Web page and app entries ::
◆ ◆ ◆ ◆

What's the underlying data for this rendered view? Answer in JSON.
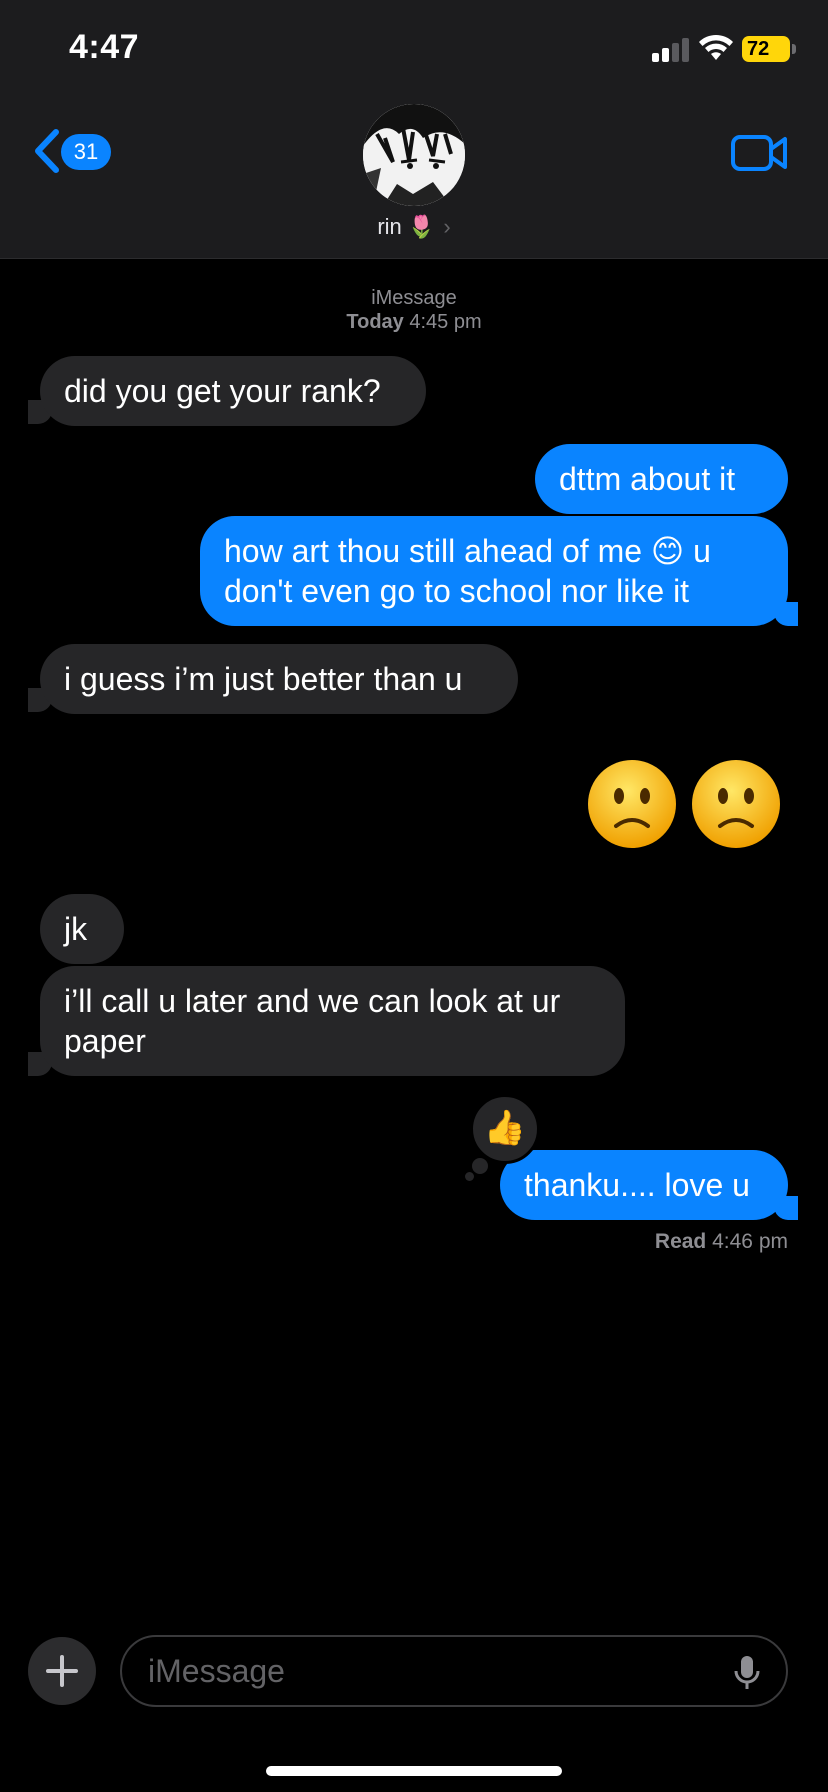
{
  "status_bar": {
    "time": "4:47",
    "battery": "72"
  },
  "nav": {
    "back_count": "31",
    "contact_name": "rin 🌷",
    "chevron": "›"
  },
  "thread": {
    "service": "iMessage",
    "date_day": "Today",
    "date_time": "4:45 pm",
    "messages": [
      {
        "from": "them",
        "text": "did you get your rank?"
      },
      {
        "from": "me",
        "text": "dttm about it"
      },
      {
        "from": "me",
        "text": "how art thou still ahead of me 😊 u don't even go to school nor like it"
      },
      {
        "from": "them",
        "text": "i guess i’m just better than u"
      },
      {
        "from": "me",
        "emoji": "🙁🙁"
      },
      {
        "from": "them",
        "text": "jk"
      },
      {
        "from": "them",
        "text": "i’ll call u later and we can look at ur paper"
      },
      {
        "from": "me",
        "text": "thanku.... love u",
        "tapback": "👍"
      }
    ],
    "read_label": "Read",
    "read_time": "4:46 pm"
  },
  "composer": {
    "placeholder": "iMessage"
  },
  "colors": {
    "outgoing": "#0a84ff",
    "incoming": "#262628",
    "header": "#1c1c1e",
    "battery": "#ffd60a"
  },
  "icons": [
    "back-chevron-icon",
    "video-camera-icon",
    "plus-icon",
    "microphone-icon",
    "signal-icon",
    "wifi-icon",
    "battery-icon"
  ]
}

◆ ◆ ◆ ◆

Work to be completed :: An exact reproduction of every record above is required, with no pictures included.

Exercise result ::
What's the underlying data for this rendered view? Answer in JSON.
{
  "status_bar": {
    "time": "4:47",
    "battery": "72"
  },
  "nav": {
    "back_count": "31",
    "contact_name": "rin 🌷",
    "chevron": "›"
  },
  "thread": {
    "service": "iMessage",
    "date_day": "Today",
    "date_time": "4:45 pm",
    "messages": [
      {
        "from": "them",
        "text": "did you get your rank?"
      },
      {
        "from": "me",
        "text": "dttm about it"
      },
      {
        "from": "me",
        "text": "how art thou still ahead of me 😊 u don't even go to school nor like it"
      },
      {
        "from": "them",
        "text": "i guess i’m just better than u"
      },
      {
        "from": "me",
        "emoji": "🙁🙁"
      },
      {
        "from": "them",
        "text": "jk"
      },
      {
        "from": "them",
        "text": "i’ll call u later and we can look at ur paper"
      },
      {
        "from": "me",
        "text": "thanku.... love u",
        "tapback": "👍"
      }
    ],
    "read_label": "Read",
    "read_time": "4:46 pm"
  },
  "composer": {
    "placeholder": "iMessage"
  },
  "colors": {
    "outgoing": "#0a84ff",
    "incoming": "#262628",
    "header": "#1c1c1e",
    "battery": "#ffd60a"
  },
  "icons": [
    "back-chevron-icon",
    "video-camera-icon",
    "plus-icon",
    "microphone-icon",
    "signal-icon",
    "wifi-icon",
    "battery-icon"
  ]
}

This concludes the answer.